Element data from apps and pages
● ● ● ● ● ● ●

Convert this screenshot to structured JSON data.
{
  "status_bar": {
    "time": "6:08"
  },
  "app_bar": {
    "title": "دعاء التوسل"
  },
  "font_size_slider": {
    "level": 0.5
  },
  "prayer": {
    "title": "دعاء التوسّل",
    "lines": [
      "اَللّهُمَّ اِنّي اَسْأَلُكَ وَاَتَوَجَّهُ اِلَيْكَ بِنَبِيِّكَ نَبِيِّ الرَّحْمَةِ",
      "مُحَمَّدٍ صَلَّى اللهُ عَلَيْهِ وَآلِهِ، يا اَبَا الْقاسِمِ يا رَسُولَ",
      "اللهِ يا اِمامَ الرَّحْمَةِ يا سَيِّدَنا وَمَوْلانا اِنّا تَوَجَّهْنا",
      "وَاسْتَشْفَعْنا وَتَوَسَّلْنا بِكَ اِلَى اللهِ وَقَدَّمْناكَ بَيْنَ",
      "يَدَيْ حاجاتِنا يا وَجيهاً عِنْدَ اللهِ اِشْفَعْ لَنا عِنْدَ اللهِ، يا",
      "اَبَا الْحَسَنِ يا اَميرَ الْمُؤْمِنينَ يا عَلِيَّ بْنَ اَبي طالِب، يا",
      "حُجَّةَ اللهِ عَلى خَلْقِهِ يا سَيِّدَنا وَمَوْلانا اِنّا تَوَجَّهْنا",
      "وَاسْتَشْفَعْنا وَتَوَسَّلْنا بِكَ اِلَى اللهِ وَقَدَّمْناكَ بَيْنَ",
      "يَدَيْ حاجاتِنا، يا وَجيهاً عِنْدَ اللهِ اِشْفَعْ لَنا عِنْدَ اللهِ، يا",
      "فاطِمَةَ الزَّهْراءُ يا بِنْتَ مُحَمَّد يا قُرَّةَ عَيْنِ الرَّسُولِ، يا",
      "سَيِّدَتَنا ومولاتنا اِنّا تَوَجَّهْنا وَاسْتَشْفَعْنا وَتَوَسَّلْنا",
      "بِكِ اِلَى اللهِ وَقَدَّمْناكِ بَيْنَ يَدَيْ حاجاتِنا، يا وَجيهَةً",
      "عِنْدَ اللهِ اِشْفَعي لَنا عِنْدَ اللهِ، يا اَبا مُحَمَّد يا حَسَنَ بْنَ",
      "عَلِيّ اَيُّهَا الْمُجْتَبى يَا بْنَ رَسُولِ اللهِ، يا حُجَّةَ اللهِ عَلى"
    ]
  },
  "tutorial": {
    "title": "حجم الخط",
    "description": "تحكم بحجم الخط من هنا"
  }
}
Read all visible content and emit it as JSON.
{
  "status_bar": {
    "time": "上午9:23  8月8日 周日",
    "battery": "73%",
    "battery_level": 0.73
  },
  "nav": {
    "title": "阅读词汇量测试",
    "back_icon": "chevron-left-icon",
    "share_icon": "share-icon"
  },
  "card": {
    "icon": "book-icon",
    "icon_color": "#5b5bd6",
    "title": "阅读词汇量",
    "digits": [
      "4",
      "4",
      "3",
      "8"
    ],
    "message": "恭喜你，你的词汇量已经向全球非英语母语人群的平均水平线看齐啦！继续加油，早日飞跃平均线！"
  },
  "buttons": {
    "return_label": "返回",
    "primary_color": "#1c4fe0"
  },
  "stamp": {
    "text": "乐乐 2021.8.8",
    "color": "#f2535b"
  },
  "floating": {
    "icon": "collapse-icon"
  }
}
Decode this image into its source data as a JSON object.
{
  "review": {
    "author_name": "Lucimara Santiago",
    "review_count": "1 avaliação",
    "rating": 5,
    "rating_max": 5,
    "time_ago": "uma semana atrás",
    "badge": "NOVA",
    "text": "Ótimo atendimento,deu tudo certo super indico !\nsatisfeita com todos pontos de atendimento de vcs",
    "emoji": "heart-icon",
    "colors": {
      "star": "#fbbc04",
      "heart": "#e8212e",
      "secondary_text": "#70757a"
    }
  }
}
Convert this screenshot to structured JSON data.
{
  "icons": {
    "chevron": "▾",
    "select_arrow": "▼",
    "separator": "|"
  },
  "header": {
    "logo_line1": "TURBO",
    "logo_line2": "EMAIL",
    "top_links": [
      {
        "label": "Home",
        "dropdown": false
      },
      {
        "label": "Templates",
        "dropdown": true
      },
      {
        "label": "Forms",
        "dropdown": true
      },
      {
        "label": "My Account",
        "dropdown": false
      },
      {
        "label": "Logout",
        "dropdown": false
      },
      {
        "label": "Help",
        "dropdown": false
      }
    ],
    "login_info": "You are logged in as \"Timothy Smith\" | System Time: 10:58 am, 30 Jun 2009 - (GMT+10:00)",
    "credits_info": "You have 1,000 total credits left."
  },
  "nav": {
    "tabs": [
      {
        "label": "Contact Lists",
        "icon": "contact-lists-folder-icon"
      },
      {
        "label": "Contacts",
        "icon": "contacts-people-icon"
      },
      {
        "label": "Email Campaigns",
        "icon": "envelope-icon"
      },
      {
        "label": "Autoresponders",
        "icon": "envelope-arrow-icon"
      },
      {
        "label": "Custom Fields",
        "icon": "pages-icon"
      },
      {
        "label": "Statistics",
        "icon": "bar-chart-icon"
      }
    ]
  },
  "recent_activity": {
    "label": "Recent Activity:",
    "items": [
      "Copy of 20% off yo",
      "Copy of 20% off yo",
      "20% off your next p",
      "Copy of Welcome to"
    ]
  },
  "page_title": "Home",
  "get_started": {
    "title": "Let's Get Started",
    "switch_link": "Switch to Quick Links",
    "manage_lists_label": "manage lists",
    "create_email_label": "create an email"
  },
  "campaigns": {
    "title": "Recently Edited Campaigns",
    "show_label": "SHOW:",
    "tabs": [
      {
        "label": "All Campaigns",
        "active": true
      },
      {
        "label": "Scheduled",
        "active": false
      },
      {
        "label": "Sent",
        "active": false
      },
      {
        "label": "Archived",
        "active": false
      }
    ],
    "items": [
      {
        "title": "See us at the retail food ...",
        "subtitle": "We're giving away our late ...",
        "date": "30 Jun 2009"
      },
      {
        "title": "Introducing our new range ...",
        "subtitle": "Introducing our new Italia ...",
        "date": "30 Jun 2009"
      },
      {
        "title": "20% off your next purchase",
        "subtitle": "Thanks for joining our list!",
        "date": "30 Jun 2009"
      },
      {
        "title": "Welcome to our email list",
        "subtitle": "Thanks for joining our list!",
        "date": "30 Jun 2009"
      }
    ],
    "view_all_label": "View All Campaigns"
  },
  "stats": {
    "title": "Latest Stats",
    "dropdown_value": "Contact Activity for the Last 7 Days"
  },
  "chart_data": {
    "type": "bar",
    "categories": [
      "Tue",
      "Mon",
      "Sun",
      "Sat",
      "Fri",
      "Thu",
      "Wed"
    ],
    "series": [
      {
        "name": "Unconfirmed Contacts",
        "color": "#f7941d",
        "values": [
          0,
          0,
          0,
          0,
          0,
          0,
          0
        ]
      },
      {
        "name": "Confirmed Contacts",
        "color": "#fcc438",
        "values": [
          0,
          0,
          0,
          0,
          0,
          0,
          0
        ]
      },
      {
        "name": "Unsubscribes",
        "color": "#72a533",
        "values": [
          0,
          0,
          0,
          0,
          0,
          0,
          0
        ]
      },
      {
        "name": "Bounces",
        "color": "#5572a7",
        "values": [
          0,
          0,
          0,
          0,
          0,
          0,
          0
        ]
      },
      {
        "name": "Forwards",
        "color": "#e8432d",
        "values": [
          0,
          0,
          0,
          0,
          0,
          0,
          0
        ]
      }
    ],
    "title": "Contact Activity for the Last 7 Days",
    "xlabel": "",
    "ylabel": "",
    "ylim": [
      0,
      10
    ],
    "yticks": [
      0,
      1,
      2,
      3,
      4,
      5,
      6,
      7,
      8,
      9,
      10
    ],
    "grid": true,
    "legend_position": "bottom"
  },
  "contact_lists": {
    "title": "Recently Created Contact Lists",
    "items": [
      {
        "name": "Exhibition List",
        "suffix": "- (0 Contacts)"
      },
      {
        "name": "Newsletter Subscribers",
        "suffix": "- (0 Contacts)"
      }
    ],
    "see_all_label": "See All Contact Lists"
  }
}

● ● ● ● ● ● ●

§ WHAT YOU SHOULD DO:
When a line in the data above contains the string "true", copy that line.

§ RESPONSE FOR THIS EXERCISE:
        "dropdown": true
        "dropdown": true
        "active": true
    "grid": true,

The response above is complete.